Scan the data below for the string "method". Copy every line where it appears.
[Opening DATASET CONTENT section]
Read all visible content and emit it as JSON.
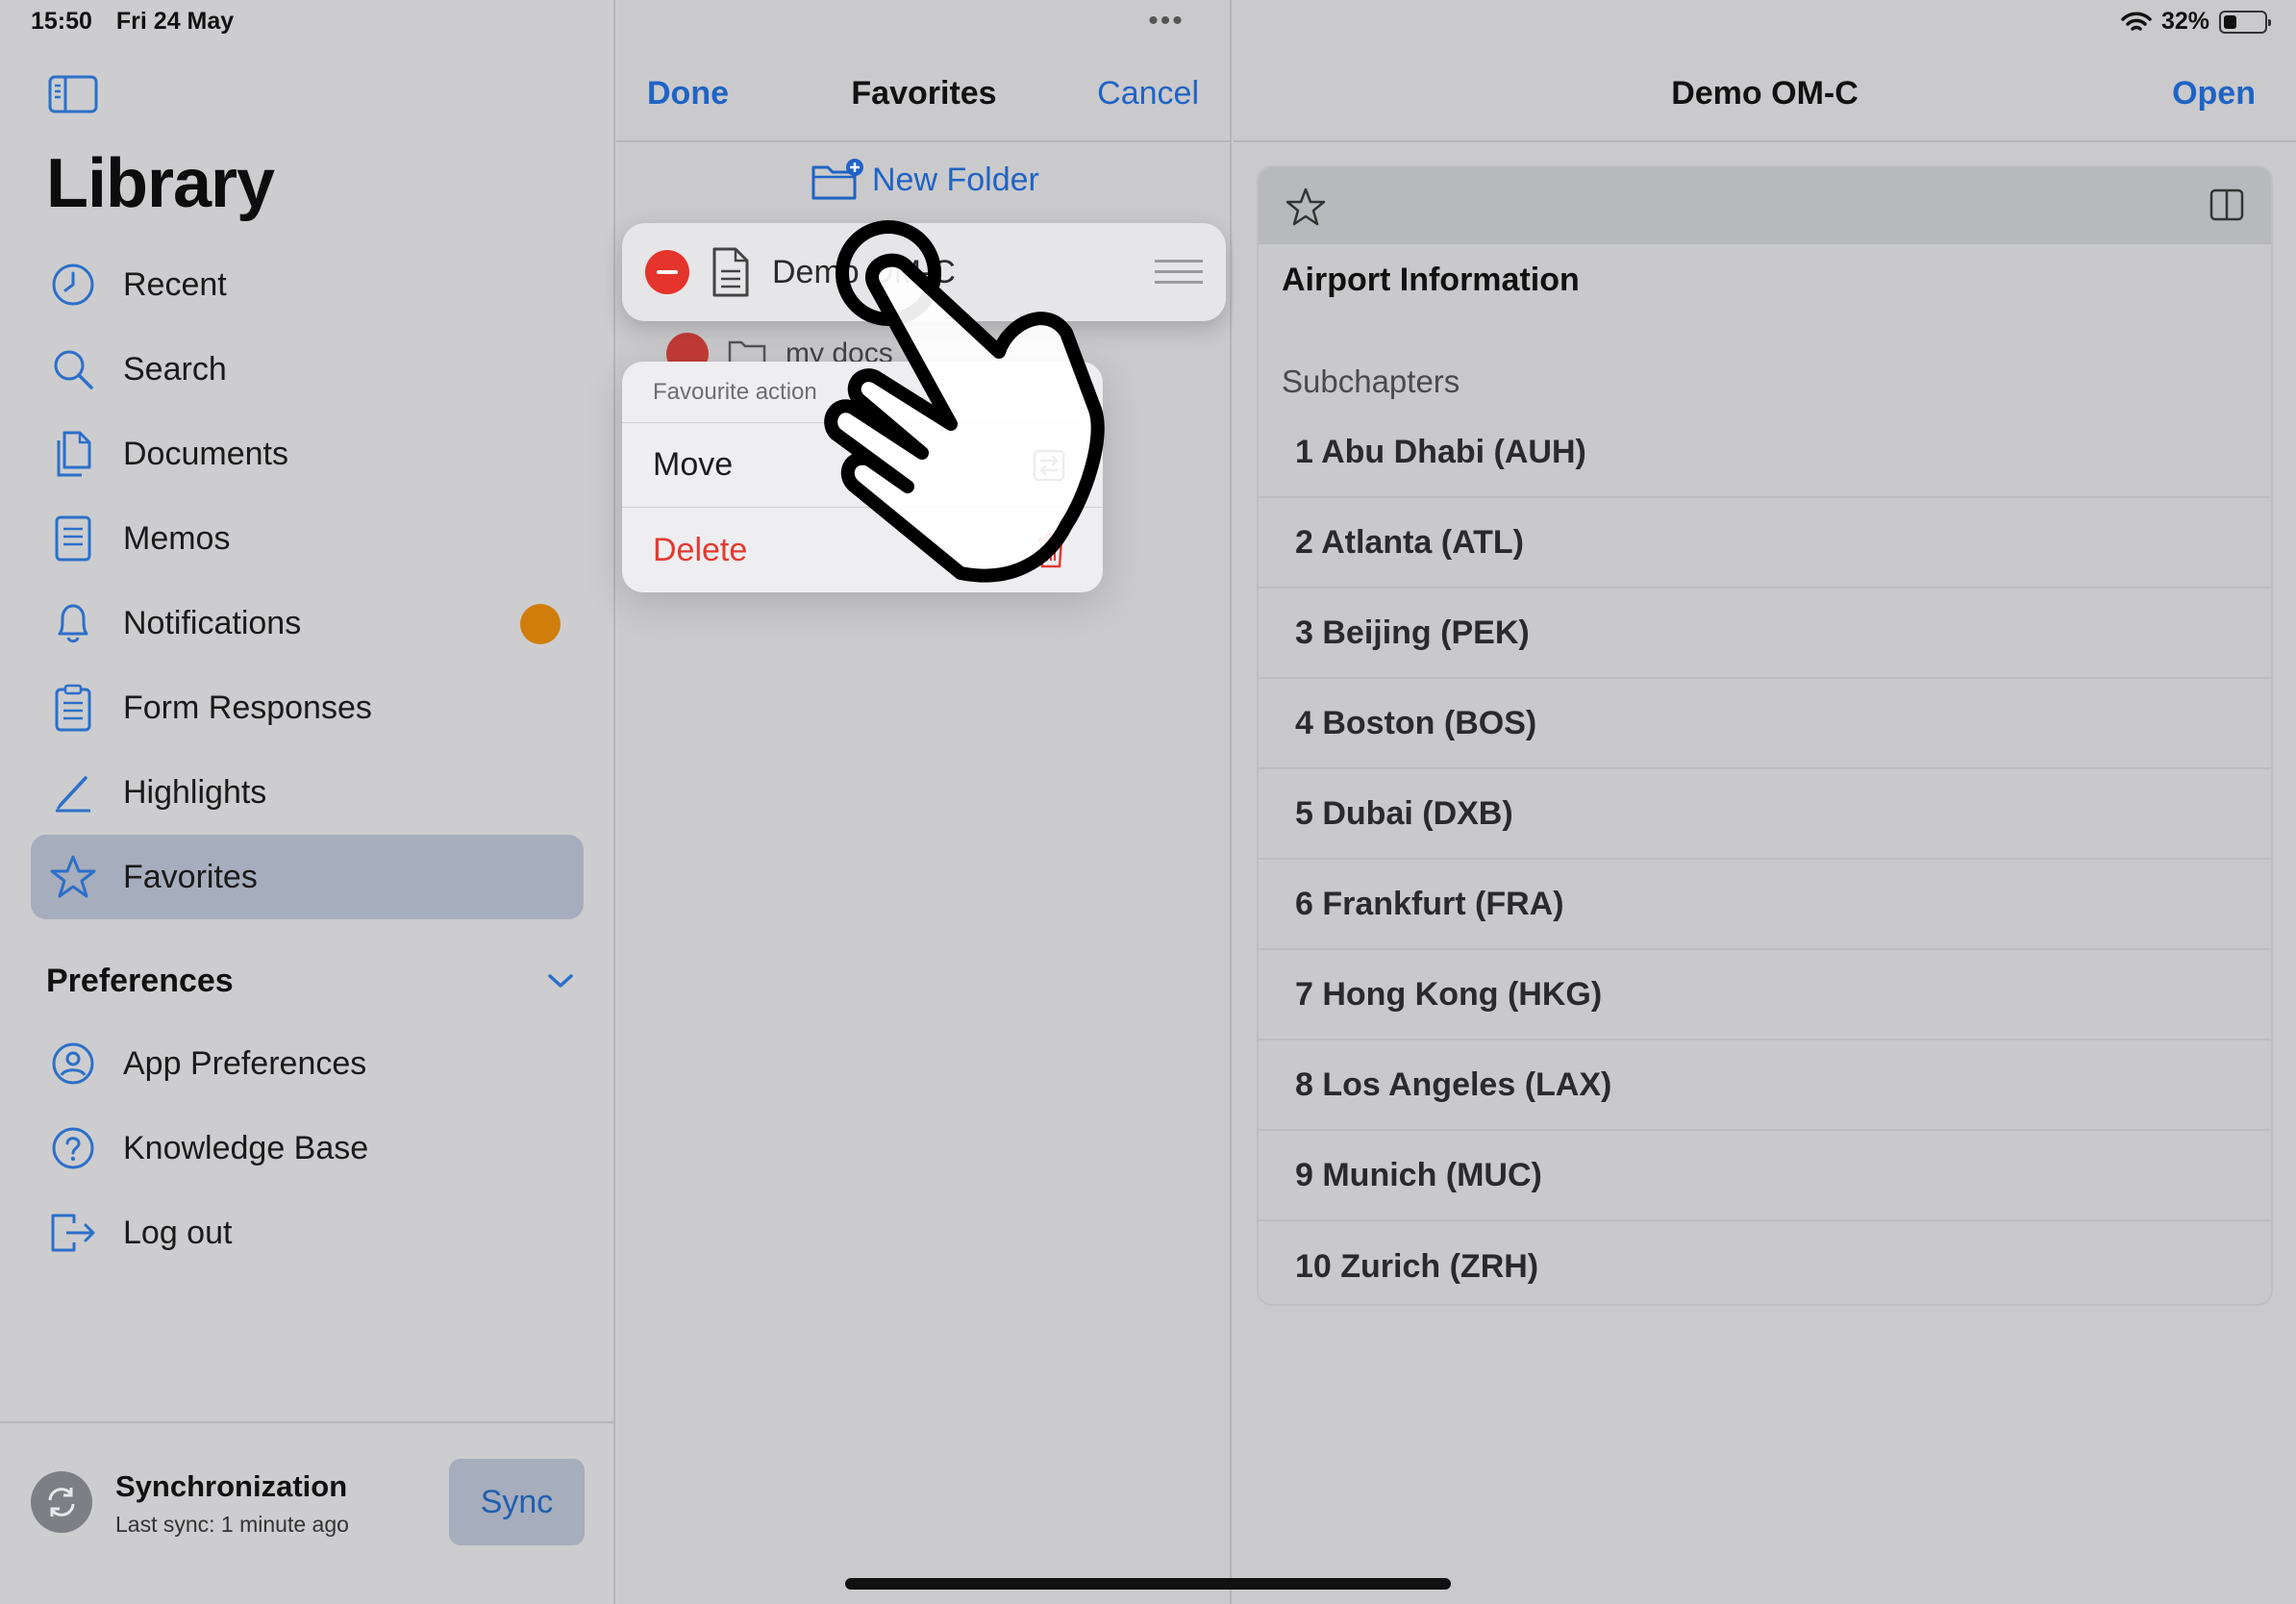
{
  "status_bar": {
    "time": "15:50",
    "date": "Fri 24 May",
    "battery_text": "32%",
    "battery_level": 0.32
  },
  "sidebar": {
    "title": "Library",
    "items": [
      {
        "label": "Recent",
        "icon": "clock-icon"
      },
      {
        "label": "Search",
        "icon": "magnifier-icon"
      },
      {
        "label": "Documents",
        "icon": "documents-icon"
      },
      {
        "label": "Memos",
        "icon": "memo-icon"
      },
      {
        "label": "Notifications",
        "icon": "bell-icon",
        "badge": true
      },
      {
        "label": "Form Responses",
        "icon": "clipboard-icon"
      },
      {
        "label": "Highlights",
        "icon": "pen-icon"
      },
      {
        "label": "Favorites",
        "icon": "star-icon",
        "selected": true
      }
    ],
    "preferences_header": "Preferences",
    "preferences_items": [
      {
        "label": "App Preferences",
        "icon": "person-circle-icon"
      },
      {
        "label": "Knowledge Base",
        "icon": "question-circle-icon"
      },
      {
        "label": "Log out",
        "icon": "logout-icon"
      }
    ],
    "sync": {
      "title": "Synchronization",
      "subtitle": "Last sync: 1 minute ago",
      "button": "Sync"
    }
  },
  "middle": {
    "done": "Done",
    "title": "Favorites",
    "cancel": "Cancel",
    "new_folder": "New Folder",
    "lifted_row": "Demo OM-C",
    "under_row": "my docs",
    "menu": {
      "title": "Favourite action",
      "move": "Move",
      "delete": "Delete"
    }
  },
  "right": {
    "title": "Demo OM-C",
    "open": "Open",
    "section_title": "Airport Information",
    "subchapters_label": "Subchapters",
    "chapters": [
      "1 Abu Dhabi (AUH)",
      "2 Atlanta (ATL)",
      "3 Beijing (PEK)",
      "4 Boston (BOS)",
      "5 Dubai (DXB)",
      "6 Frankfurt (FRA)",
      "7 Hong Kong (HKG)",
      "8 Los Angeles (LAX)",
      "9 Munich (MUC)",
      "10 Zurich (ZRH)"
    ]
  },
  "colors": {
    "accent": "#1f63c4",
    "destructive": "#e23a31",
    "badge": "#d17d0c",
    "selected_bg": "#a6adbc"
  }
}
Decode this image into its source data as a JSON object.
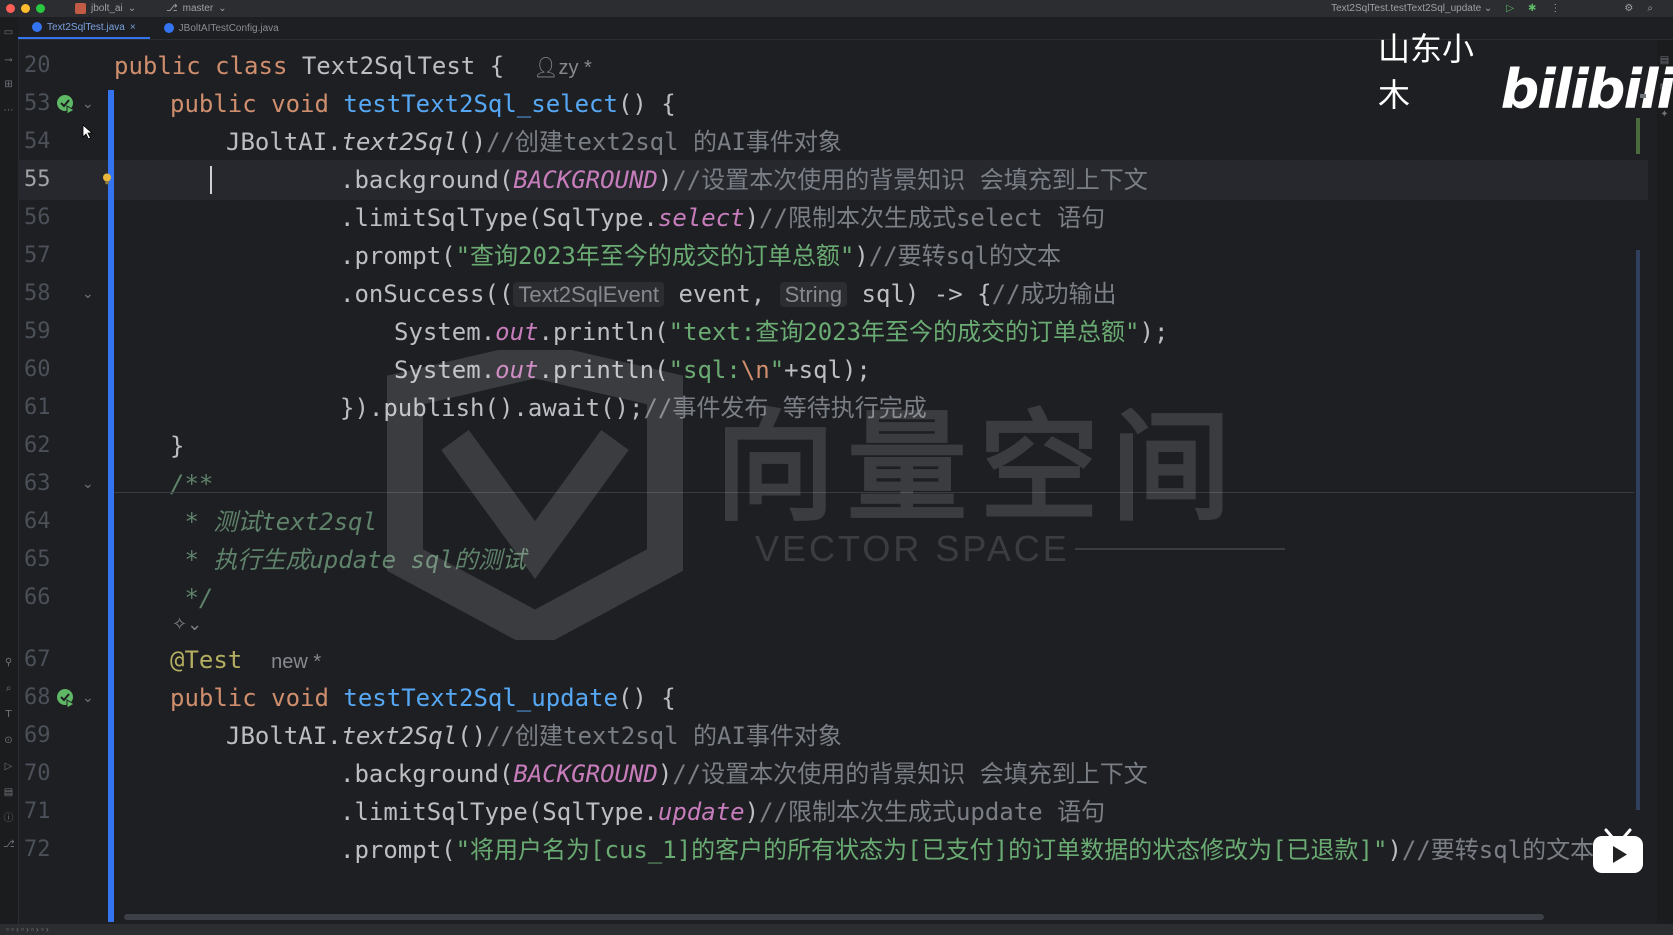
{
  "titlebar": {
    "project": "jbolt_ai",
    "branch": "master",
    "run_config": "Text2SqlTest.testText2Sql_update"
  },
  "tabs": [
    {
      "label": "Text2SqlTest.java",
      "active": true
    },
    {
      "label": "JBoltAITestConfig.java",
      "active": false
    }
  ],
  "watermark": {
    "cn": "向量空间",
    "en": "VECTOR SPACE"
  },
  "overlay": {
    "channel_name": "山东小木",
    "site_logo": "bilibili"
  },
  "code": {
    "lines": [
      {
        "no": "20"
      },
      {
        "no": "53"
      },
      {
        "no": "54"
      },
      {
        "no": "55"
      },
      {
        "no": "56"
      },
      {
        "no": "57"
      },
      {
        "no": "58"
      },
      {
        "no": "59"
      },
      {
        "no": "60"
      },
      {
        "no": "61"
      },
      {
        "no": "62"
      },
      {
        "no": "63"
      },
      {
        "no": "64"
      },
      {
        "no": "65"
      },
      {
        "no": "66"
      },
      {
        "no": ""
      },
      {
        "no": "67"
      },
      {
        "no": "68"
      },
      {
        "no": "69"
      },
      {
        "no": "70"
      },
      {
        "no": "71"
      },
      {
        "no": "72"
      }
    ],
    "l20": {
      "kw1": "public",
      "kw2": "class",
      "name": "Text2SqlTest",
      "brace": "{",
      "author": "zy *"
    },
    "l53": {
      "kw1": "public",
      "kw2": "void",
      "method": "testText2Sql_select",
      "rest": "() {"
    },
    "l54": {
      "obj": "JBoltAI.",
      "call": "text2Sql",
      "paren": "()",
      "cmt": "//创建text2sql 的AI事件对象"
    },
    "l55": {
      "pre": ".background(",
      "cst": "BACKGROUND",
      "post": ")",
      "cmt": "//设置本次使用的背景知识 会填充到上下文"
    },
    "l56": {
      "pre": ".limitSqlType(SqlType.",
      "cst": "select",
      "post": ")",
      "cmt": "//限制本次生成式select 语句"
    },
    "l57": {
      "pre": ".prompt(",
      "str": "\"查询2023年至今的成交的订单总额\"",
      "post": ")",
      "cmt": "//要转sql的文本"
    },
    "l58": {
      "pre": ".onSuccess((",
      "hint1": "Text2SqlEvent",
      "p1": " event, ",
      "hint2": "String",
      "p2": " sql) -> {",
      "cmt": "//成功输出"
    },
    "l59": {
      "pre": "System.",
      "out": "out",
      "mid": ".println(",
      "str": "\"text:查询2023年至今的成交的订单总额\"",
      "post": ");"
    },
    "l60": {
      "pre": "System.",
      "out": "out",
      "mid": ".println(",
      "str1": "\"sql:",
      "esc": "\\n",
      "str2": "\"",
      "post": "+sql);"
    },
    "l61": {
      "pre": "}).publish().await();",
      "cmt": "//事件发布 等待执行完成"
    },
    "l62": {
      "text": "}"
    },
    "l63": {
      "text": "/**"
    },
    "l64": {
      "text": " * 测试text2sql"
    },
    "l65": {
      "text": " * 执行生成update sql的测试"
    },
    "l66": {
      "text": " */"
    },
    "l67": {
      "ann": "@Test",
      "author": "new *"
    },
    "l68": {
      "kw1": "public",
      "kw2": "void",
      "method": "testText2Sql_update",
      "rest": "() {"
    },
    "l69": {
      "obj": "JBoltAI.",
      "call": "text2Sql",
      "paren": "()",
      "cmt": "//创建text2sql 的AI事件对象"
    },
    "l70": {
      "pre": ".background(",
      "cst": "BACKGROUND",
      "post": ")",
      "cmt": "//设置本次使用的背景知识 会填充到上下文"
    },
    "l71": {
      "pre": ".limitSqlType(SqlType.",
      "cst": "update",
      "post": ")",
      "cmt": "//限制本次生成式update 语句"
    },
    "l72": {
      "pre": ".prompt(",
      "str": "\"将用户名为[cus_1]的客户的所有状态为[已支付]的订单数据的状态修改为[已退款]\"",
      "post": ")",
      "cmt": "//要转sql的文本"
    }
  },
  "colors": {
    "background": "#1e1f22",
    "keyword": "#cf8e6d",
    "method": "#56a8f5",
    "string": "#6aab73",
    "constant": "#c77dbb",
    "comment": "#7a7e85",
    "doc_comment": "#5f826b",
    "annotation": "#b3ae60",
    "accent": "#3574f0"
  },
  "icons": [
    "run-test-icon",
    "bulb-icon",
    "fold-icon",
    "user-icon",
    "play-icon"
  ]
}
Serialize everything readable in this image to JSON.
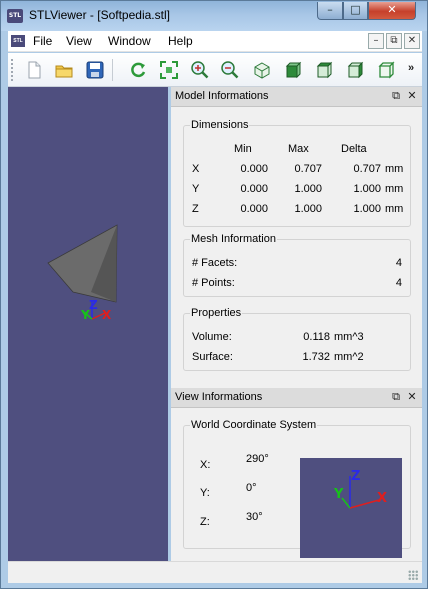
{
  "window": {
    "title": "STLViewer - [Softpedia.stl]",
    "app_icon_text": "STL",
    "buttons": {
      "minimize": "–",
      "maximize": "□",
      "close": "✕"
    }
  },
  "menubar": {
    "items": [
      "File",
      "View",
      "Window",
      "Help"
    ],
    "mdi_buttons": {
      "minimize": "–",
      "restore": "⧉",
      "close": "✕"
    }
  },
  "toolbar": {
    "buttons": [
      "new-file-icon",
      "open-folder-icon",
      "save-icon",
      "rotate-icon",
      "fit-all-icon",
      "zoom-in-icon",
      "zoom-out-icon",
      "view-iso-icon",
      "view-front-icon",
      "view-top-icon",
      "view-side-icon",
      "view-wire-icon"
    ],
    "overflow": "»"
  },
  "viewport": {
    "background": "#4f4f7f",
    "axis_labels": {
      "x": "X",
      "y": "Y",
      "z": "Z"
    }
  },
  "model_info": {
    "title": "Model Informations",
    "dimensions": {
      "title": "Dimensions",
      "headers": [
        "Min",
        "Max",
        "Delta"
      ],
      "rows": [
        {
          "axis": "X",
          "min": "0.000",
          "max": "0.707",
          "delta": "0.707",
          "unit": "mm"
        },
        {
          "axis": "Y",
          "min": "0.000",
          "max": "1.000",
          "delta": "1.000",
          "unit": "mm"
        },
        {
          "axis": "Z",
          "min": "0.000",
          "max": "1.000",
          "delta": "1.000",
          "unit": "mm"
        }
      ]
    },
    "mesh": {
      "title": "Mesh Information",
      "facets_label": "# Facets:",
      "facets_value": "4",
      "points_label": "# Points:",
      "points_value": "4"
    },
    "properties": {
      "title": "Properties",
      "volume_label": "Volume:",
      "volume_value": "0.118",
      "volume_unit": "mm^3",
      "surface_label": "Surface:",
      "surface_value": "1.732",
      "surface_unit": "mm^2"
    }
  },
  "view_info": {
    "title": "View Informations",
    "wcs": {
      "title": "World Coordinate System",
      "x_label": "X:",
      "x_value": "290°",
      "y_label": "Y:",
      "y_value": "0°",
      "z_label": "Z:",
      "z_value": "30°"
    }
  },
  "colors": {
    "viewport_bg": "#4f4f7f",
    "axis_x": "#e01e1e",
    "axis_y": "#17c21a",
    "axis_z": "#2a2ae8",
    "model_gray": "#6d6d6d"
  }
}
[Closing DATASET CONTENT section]
**RESULT:**
      "method": "testText2Sql_select",
      "method": "testText2Sql_update",
    "method": "#56a8f5",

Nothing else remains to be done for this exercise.